But the biggest reason why you should be with them is that you can reward them when they go, and also use the vocal cue words above. In the early days, edible treats may be best. But you may find rewarding them with toys is also possible later on.
Rewarding is best if it happens straight after they have finished going, not five minutes later, so always have some treats with you.
Teaching your puppy to go to the toilet on walks
Anybody who has previous experience with puppy toilet training may comment that they found the housetraining a breeze. But once their dog was old enough to be taken on a walk, they would never go to the toilet and instead waited until they got home.
This is because they have learnt to go to the toilet in the back garden. So, as creatures of habit, they don’t associate simply ‘being outside’ with being given the thumbs up to go.
So, how do you change this? Well, one option is to take them out before the ‘time’ they usually go. They will go out of pure desperation eventually. This can then be repeated before their usual toilet times. They will hopefully understand that they can then go in either place.
It is worth mentioning that if they don’t go, you will have to rush to let them outside when you get home to avoid any indoor accidents
You should try to walk them on surfaces that are familiar to their toilet habits.

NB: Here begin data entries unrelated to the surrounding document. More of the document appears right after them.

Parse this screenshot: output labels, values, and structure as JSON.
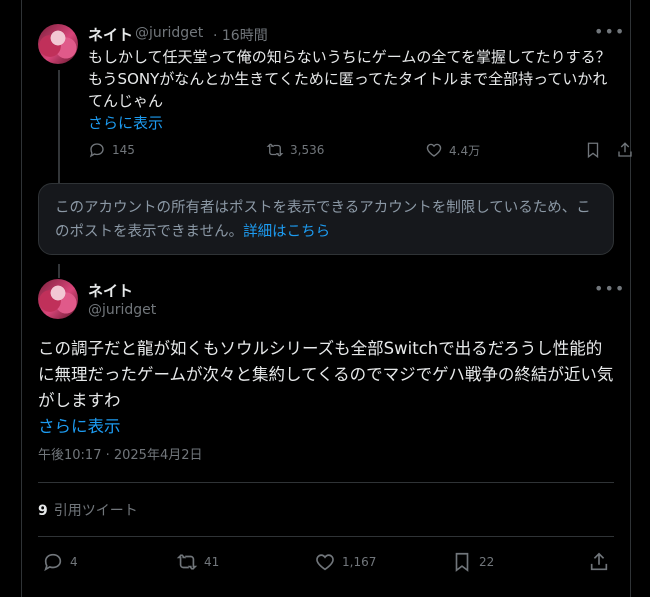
{
  "tweet1": {
    "author_name": "ネイト",
    "author_handle": "@juridget",
    "time_ago": "· 16時間",
    "text": "もしかして任天堂って俺の知らないうちにゲームの全てを掌握してたりする？もうSONYがなんとか生きてくために匿ってたタイトルまで全部持っていかれてんじゃん",
    "show_more": "さらに表示",
    "stats": {
      "replies": "145",
      "retweets": "3,536",
      "likes": "4.4万"
    }
  },
  "notice": {
    "text": "このアカウントの所有者はポストを表示できるアカウントを制限しているため、このポストを表示できません。",
    "link": "詳細はこちら"
  },
  "tweet2": {
    "author_name": "ネイト",
    "author_handle": "@juridget",
    "text": "この調子だと龍が如くもソウルシリーズも全部Switchで出るだろうし性能的に無理だったゲームが次々と集約してくるのでマジでゲハ戦争の終結が近い気がしますわ",
    "show_more": "さらに表示",
    "timestamp": "午後10:17 · 2025年4月2日",
    "quote_count": "9",
    "quote_label": "引用ツイート",
    "stats": {
      "replies": "4",
      "retweets": "41",
      "likes": "1,167",
      "bookmarks": "22"
    }
  },
  "icons": [
    "more-icon",
    "reply-icon",
    "retweet-icon",
    "like-icon",
    "bookmark-icon",
    "share-icon"
  ],
  "colors": {
    "background": "#000000",
    "text": "#e7e9ea",
    "muted": "#71767b",
    "link": "#1d9bf0",
    "border": "#2f3336"
  }
}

For instance, if they go on the grass in your garden, walk them on grass verges or fields. The same applies to concrete.
Another option is to take them to ‘busy’ areas with other dogs. They may smell the other dogs, or even see what they do, and repeat that behaviour.
Puppy toilet training tips
- Reward good behaviour – as mentioned above, give treats or toys and praise when they go to the toilet. You should always reward good actions, and ignore the bad.
- Never punish any accidents
- Keep calm – it can be hard to not feel a bit annoyed if they go to the toilet on your brand new living room rug, but remember to stay calm and neutral so they don’t think that going to the toilet is the issue
- Don’t overdo praise – this also fits into the above point. You shouldn’t get angry, but also shouldn’t over-exuberantly greet them when they come inside or actually go to the toilet as this will further excite them too
- Don’t punish long after the event – did you miss the actual accident? Do you assume that the puddle of water on the kitchen floor is dog wee? Don’t tell them off, as they won’t understand what it is for. They will believe it was for their most recent action, which could be something good
- Try not to carry them to the area. If they walk, they aren’t only stimulating their bladder but also gaining independence and learning about their surroundings. They need to go of their own accord
Common puppy toilet training errors
There are a few occasions where mistakes may be being made to their training and welfare, and changes can be made in order to make things a bit easier.
- They are being fed too much
- They’re being fed the wrong food which is resulting in inconsistent bowel movements
- You’re feeding at the wrong times (ie too late at night)
- You’re leaving the door open for them to go when they want (as they will only see outdoors as a play area)
- They become overexcited when you come home from work as you’re greeting them, which can encourage toilet activity
- Putting business before pleasure. If they have been out for 5 minutes and haven’t been, take them indoors again. Only play with them/reward them if they have actually been to the toilet
- Not separating their sleeping, toilet and eating areas which can cause issues in the future. Dogs don’t like having everything in the same place
- Leaving your dog alone for too long so they are forced to go indoors when you aren’t around (this could cause the same pattern of behaviour in future)